“It was an amazing race,” said Evans, who placed second, in 04:39:57. “It’s different to what I normally do and a course of two halves: the first half was super-technical, and I was way out of my comfort zone, which is great. The second half is more runnable and more suited to me, but it got hot and I slightly misjudged my hydration strategy. I’m super happy though. It’s my first ever skyrace and it was great to race against Jon.”
Sebastian Batchelor (GBR) was third in 04.59:50.
In the women’s race, Tindley set the early pace, but dropped out after Harrison Stickle. Catherine Slater, too, was suffering on the big climb out of Langdale. Henriette Albon started conservatively but gradually moved ahead and took the win in 05:59:27.image credit © iancorless.com
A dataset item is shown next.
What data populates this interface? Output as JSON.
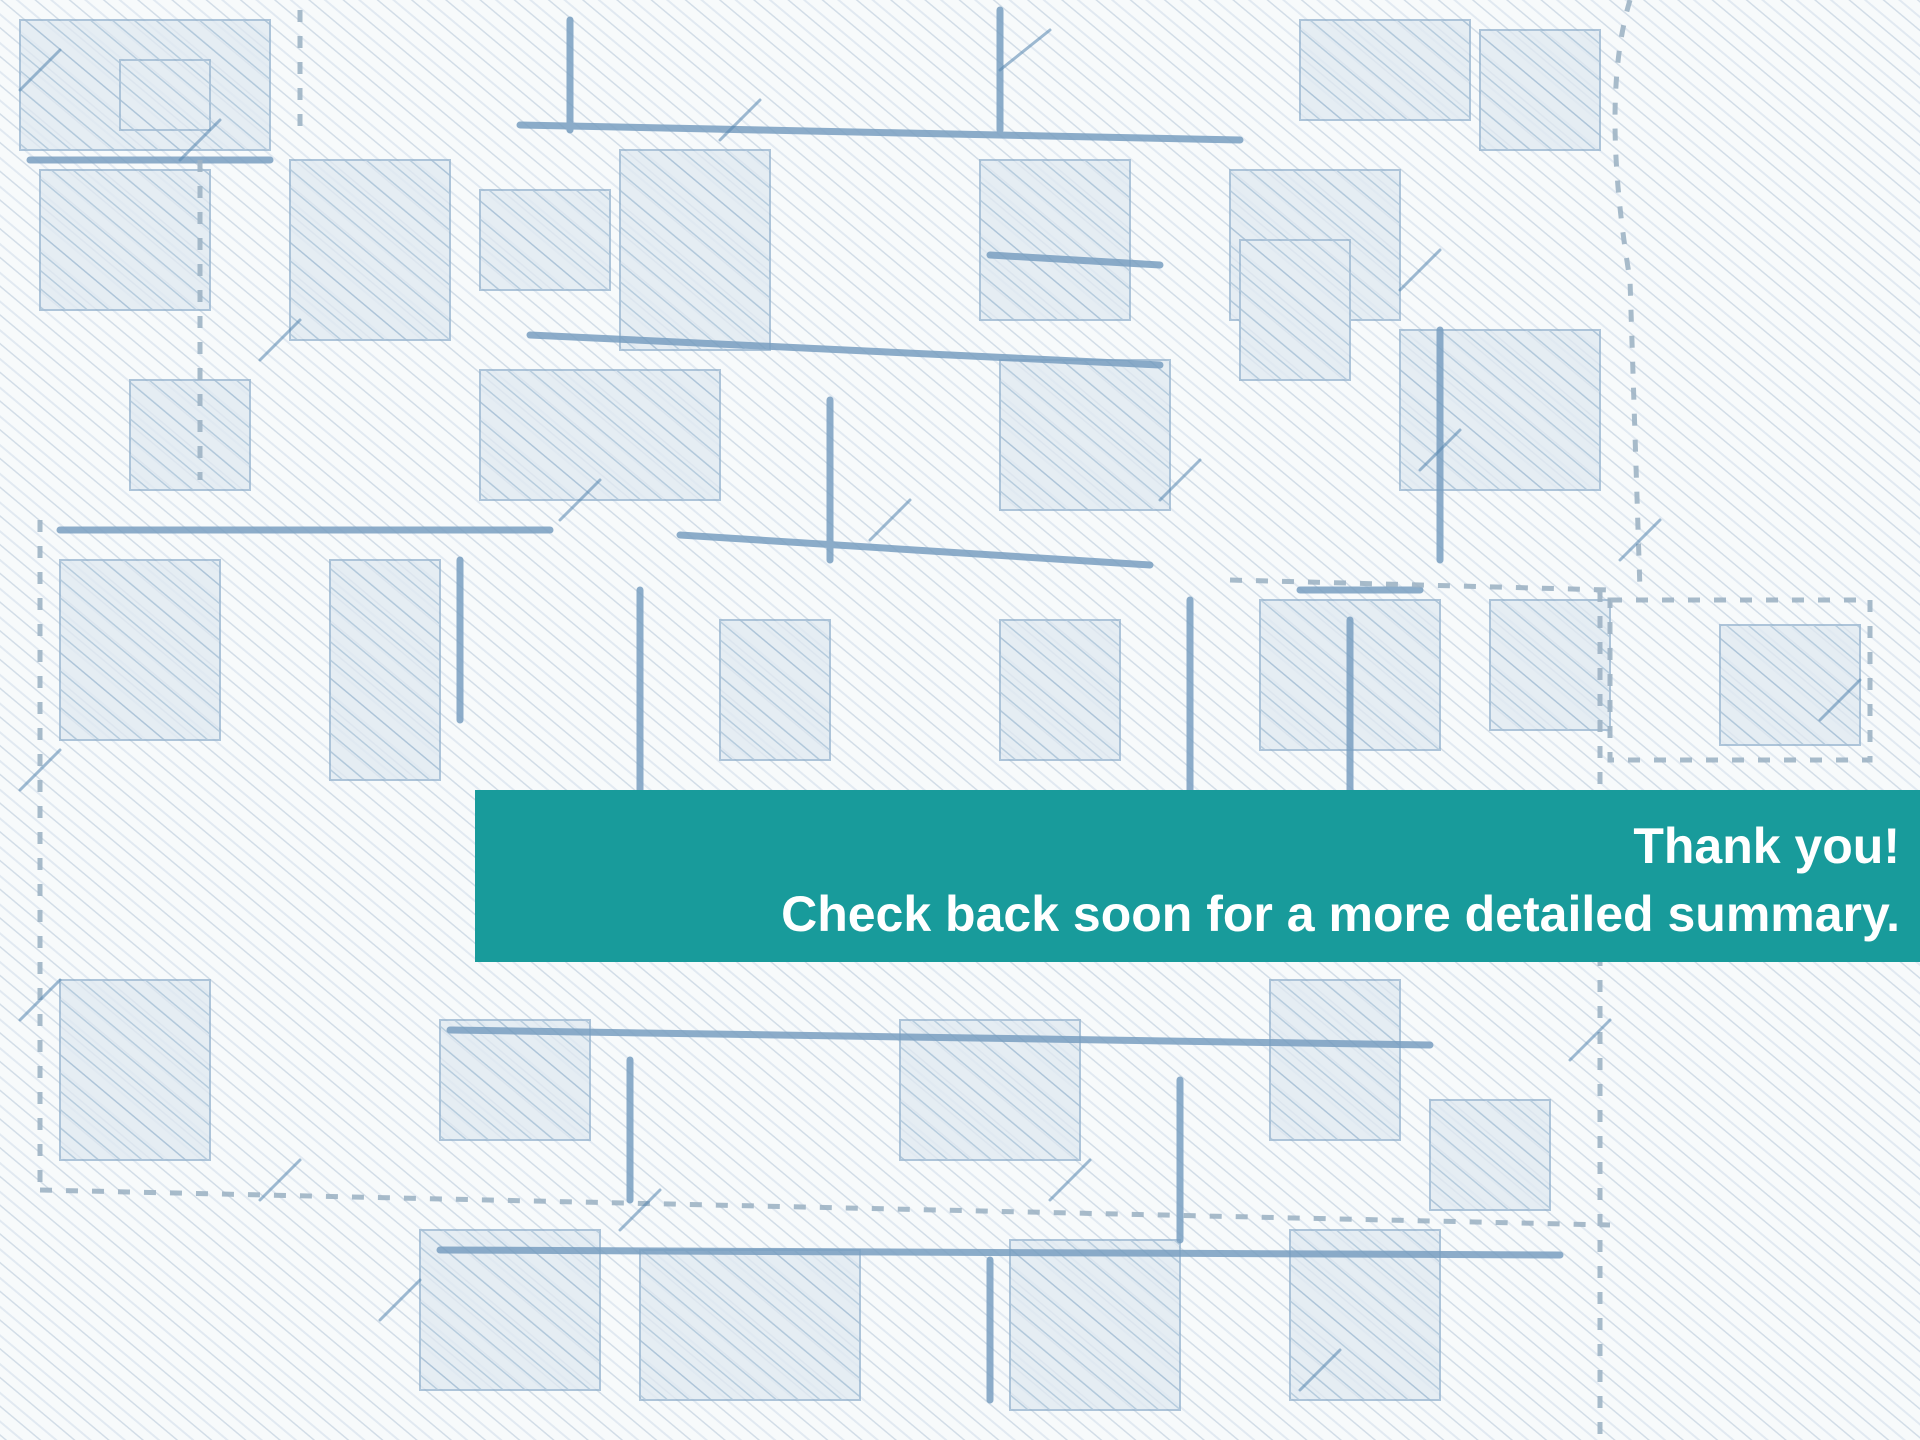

“That was definitely one of the tougher races I’ve done this year,” said Albon. “There was a lot of undulating, rocky terrain, you constantly had to be focused. I was surprised by how much time it took. I remember looking at my watch 15K in and thinking, ‘Phew, this is going to be a long one!’ I liked the grassy sections at the end because I could get some speed, but I liked the rocky bits too. I started slowly and tried to pace it.”
“I loved the race,” said Fawcett, who placed second, in 06:26:16, “even if I was out of my comfort zone for much of the first half. But I was in my element for the more runnable second half. It was pretty much six hours and 26 minutes of fun!”
Slater dug deep to finish third woman in 06:47:48.
SSR awarded prize money, as well as prizes from race sponsors Leki, Mountain Fuel and (South African Jewellery company) Miglio.
46 runners failed to complete the course.
The Scafell Sky Race returns in 2019.
For more information about Scafell Sky Race click HERE & for more info an images from Ian Corless, click HERE.